How to complete this task: Pull out every line in the data that has the string "choose" in it.

Provided entries:
··········

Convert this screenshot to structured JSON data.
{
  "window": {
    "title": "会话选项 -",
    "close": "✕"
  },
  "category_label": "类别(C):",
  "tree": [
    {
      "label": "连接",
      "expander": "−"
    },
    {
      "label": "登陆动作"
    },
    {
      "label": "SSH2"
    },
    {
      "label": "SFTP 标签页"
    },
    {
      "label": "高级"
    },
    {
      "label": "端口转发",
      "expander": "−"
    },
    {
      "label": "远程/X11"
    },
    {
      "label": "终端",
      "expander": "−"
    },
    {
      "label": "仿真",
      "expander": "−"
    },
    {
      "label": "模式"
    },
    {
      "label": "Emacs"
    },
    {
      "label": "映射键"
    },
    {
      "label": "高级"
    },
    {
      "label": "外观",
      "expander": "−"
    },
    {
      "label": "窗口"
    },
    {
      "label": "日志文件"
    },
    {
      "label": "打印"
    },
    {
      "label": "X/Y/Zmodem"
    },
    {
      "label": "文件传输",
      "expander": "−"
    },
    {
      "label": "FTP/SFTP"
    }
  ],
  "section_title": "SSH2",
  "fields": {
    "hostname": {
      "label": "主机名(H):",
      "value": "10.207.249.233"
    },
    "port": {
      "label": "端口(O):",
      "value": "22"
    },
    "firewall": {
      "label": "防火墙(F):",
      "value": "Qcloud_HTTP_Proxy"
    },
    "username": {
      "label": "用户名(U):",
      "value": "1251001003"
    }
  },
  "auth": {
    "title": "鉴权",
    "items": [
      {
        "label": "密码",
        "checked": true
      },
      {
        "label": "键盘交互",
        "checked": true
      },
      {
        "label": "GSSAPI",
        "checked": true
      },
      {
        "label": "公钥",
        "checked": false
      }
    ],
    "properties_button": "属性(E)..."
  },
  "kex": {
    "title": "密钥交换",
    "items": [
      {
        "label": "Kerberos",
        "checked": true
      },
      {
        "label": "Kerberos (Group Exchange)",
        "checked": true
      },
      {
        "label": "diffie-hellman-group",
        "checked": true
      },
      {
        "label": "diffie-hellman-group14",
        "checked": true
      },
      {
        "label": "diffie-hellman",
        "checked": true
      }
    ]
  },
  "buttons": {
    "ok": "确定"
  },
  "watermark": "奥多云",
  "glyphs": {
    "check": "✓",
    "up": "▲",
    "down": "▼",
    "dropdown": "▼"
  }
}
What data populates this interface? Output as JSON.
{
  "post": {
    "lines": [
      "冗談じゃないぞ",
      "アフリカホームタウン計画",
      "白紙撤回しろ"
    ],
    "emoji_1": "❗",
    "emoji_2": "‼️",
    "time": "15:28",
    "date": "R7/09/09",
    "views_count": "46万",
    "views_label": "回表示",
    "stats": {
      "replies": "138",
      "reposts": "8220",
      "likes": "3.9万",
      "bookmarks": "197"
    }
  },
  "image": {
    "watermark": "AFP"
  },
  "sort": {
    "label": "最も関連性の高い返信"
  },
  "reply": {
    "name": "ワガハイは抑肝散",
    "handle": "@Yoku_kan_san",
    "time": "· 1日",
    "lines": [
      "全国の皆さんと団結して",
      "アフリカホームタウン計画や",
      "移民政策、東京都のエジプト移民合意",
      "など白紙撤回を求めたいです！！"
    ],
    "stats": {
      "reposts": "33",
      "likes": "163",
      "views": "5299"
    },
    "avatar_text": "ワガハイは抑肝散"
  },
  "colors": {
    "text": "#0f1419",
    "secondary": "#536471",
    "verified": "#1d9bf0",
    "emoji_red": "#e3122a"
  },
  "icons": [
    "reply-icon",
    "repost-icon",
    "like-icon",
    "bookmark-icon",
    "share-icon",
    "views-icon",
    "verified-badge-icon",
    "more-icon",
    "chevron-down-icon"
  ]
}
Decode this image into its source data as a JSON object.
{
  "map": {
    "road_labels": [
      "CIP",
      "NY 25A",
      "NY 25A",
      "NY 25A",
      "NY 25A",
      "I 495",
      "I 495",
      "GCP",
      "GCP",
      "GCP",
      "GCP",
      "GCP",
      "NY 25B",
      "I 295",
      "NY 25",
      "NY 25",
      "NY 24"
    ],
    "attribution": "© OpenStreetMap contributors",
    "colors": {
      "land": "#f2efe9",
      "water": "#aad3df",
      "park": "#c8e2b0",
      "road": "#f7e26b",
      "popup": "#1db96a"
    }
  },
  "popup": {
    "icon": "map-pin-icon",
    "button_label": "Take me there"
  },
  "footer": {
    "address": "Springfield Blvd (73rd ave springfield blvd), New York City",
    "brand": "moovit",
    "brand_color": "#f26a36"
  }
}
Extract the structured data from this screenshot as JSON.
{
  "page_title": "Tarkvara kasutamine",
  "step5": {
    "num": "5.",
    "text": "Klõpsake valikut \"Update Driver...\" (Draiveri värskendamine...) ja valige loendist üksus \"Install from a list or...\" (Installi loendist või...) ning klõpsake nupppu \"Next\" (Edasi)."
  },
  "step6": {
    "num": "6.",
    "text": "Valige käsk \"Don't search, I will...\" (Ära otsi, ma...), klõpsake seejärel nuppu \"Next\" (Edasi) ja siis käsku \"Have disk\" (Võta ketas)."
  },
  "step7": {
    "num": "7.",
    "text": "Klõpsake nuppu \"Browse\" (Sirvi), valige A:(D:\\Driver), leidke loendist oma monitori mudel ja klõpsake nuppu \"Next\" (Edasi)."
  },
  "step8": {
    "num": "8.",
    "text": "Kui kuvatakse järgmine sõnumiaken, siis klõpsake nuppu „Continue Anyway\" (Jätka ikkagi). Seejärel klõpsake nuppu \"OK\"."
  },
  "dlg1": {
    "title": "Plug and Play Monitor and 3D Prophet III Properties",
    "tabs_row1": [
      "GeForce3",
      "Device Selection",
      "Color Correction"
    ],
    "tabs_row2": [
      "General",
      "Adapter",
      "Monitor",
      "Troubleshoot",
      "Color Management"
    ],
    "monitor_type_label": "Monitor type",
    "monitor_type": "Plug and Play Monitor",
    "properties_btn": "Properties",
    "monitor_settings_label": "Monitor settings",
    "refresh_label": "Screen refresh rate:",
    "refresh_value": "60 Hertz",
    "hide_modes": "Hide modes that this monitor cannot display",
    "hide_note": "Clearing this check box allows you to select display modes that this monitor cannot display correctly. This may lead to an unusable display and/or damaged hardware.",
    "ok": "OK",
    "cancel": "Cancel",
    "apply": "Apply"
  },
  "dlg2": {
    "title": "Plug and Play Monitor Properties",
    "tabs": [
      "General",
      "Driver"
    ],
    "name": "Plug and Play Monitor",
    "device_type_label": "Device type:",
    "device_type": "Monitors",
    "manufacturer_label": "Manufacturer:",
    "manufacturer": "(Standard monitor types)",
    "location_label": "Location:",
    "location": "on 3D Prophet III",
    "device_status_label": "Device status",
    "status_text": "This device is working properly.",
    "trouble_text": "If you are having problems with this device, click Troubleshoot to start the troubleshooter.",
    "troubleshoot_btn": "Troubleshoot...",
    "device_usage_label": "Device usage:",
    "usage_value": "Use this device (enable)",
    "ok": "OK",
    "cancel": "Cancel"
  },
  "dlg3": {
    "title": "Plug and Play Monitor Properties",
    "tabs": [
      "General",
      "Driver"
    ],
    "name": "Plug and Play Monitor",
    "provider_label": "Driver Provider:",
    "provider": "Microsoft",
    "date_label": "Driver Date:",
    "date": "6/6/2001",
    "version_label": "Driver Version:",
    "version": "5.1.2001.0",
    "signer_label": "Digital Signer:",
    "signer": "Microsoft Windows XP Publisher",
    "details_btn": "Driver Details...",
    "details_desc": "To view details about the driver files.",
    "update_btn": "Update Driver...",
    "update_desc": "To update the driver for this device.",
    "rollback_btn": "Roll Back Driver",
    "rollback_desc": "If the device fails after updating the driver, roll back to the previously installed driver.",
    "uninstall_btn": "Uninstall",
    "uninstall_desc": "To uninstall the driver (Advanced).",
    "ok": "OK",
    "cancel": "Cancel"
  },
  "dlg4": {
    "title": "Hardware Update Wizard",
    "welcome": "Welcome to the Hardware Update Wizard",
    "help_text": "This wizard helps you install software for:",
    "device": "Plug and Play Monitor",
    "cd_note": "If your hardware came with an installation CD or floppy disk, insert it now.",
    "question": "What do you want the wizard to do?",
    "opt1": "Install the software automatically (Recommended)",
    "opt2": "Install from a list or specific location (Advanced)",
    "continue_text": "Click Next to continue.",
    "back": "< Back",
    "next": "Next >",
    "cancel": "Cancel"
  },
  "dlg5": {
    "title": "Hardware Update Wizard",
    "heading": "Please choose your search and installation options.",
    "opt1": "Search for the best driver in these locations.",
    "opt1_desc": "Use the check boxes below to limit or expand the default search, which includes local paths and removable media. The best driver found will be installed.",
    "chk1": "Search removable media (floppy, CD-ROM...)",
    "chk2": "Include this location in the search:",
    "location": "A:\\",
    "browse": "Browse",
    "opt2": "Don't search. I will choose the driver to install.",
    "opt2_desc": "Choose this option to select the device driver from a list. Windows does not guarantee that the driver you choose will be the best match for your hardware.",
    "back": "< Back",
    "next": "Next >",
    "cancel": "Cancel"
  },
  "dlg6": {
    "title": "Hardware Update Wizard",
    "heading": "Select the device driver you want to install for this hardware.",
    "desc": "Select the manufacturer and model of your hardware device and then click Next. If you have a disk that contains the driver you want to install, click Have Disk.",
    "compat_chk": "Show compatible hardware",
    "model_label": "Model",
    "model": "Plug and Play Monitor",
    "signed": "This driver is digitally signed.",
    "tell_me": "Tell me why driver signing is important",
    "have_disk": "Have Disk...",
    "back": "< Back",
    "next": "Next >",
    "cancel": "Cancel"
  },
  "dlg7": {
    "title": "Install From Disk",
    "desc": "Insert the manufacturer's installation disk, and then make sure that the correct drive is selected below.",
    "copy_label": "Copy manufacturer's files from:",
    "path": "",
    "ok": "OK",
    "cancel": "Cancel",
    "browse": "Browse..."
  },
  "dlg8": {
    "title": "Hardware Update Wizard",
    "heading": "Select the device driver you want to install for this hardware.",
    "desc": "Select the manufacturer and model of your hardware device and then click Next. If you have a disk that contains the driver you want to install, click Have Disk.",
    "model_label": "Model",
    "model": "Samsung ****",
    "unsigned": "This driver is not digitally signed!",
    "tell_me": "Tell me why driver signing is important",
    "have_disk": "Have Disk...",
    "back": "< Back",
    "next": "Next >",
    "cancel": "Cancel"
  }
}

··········

Answer box:
    "heading": "Please choose your search and installation options.",
    "opt2": "Don't search. I will choose the driver to install.",
    "opt2_desc": "Choose this option to select the device driver from a list. Windows does not guarantee that the driver you choose will be the best match for your hardware.",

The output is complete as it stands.